“Summit fever” is a term which has sprung to prominence especially when we talk about Mount Everest. Members of the public and establishment minded mountaineers take a dim view of the irrational and sometimes maddening drive to get to the summit of a mountain when the chances of a safe return are virtually nil. A prominent Australian mountaineer said Alison Hargreaves’ death on K2 was due to summit fever. When Michael Rhineberger reached the “third step” at 8,700 m on Everest’s North ridge at 4.00 p.m., his decision to carry on to the top surely cost him his life. in 1996 Doug Hansen, though sick kept on pushing to the summit reaching it as late as 4pm and on the return did not have the energy to push lower than the Hillary step. Just days later Bruce Herrod made the same mistake and did not return to the summit camp. Out of all these stories, the story of George Mallory is one which will live on until people talk about Tenzing and Hillary. Did Mallory and Irvine climb the mountain years before Tenzing and Hillary even made it to South Col camp? Mallory is famously quoted as having replied to the question “Why do you want to climb Mount Everest?” with the retort: “Because it’s there”, which has been called “the most famous three words in mountaineering” The documentary The Wildest dream recreates his story.

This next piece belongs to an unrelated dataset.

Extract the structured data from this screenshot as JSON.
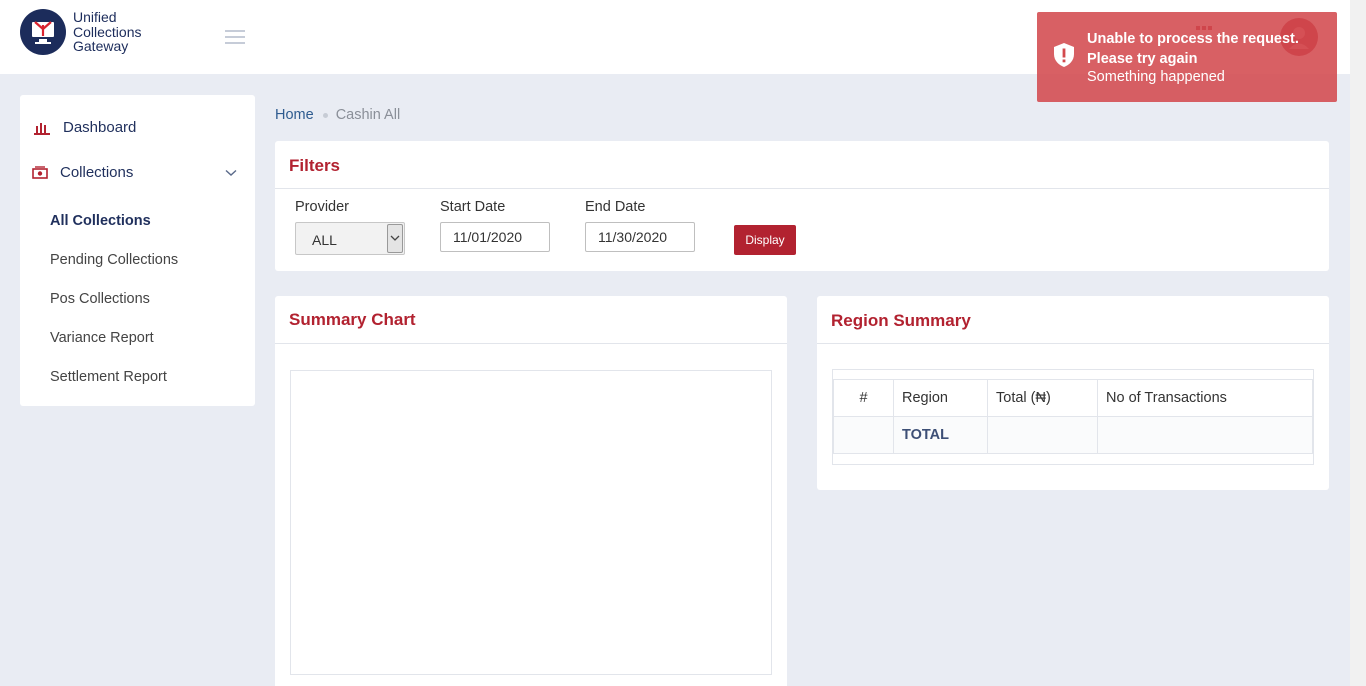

Using similar equipment and climbing the same route that those two brave men took to recreate the last few moments of George Mallory and Sandy Irvine.